Because human trypsinogens are prone to autoactivation and becaus

Because human trypsinogens are prone to autoactivation and because hereditary pancreatitis-associated cationic trypsinogen mutations increase autoactivation, we proposed that autoactivation is a key pathological pathway in human chronic pancreatitis, the hereditary form in particular (Fig. 1). We found that CTRC stimulates autoactivation of cationic trypsinogen through cleaving Protein Tyrosine Kinase inhibitor the Phe18–Asp19 peptide bond in the activation peptide, thereby excising the N-terminal tripeptide

and processing the activation peptide to a shorter form (Fig. 2). This action of CTRC is highly specific, as other human pancreatic chymotrypsins (CTRB1, CTRB2, CTRL1) or elastases (ELA2A, ELA3A, ELA3B) do not digest the trypsinogen activation peptide.
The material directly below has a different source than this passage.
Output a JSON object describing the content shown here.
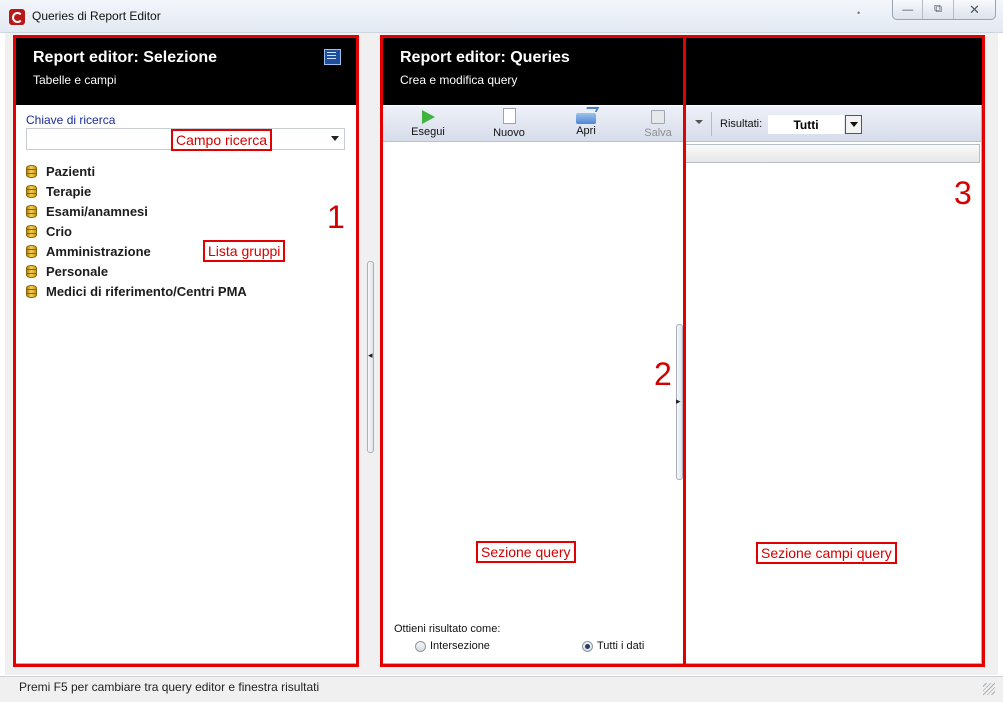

The shorter activation peptide is cleaved by trypsin more readily, resulting in approximately threefold increased autoactivation. The structural basis of this phenomenon lies in the disruption of an inhibitory interaction between cationic trypsin
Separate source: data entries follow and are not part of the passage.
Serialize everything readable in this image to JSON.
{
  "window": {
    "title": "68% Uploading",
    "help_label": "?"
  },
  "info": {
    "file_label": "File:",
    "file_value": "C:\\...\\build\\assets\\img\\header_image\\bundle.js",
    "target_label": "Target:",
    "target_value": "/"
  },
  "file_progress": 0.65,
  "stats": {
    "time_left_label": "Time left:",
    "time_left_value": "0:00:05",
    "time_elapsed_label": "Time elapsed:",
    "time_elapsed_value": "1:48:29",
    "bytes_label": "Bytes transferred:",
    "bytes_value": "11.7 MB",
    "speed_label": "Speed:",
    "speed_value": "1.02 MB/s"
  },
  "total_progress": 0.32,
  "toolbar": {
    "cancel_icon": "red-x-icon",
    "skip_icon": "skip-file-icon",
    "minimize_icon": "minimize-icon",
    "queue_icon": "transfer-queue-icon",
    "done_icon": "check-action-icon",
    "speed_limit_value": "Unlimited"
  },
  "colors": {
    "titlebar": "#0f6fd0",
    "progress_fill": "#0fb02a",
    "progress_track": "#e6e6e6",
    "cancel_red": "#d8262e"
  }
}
and the trypsinogen activation peptide.50 Thus, Asp218 on cationic trypsin participates in a repulsive electrostatic interaction with the negatively-charged tetra-Asp motif of the activation peptide. This interaction inhibits autoactivation. Once the activation peptide is processed by CTRC, the inhibitory interaction with Asp218 is partially relieved and autoactivation can proceed at a faster rate. Interestingly, Asp218 is unique to human cationic trypsin, suggesting that a similar mechanism of Fostamatinib autoactivation regulation does not exist in other vertebrates. CTRC-mediated stimulation of trypsinogen ADAMTS5 autoactivation might constitute a positive feedback loop in the digestive enzyme activation cascade, which facilitates full activation of trypsinogen in the gut. More importantly, the pancreatitis-associated cationic trypsinogen mutation p.A16V increases the rate of CTRC-mediated processing of the activation peptide fourfold.51 This observation suggests that p.A16V causes accelerated trypsinogen activation by this
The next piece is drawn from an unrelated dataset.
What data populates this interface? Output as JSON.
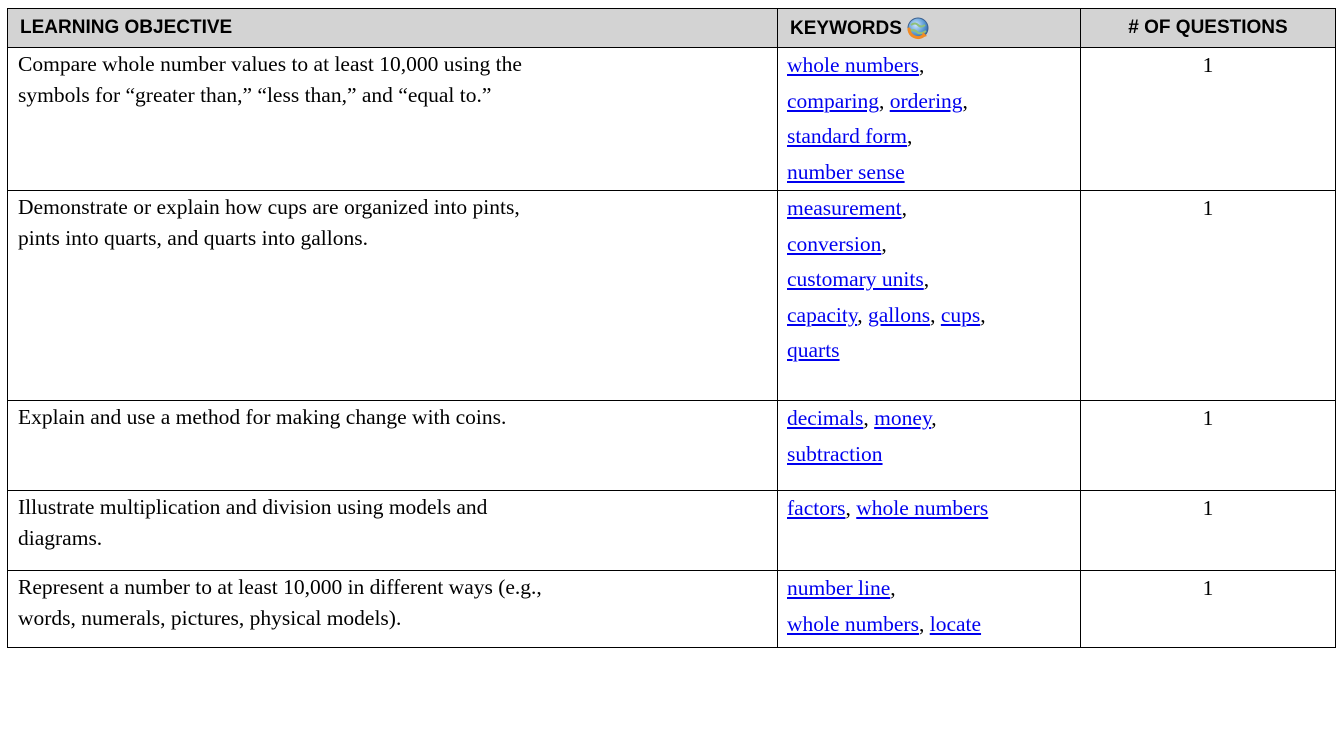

indirect mechanism, as opposed to other cationic trypsinogen mutations, which directly stimulate autoactivation. CTRC can trigger degradation of human cationic trypsin by selectively cleaving the Leu81–Glu82 peptide bond within the Ca2+ binding loop (Fig. 2).52 Degradation and inactivation of cationic trypsin is then achieved through tryptic (autolytic) cleavage of the Arg122–Val123 peptide bond. The peptide segment between Glu82 and Arg122 is not stabilized by disulfide bonds, and it becomes detached from the enzyme. Because the catalytically important Asp107 amino-acid residue (Asp102 in classic chymotrypsin numbering) is located within this sequence, loss of trypsin activity can be explained by disruption of the catalytic triad.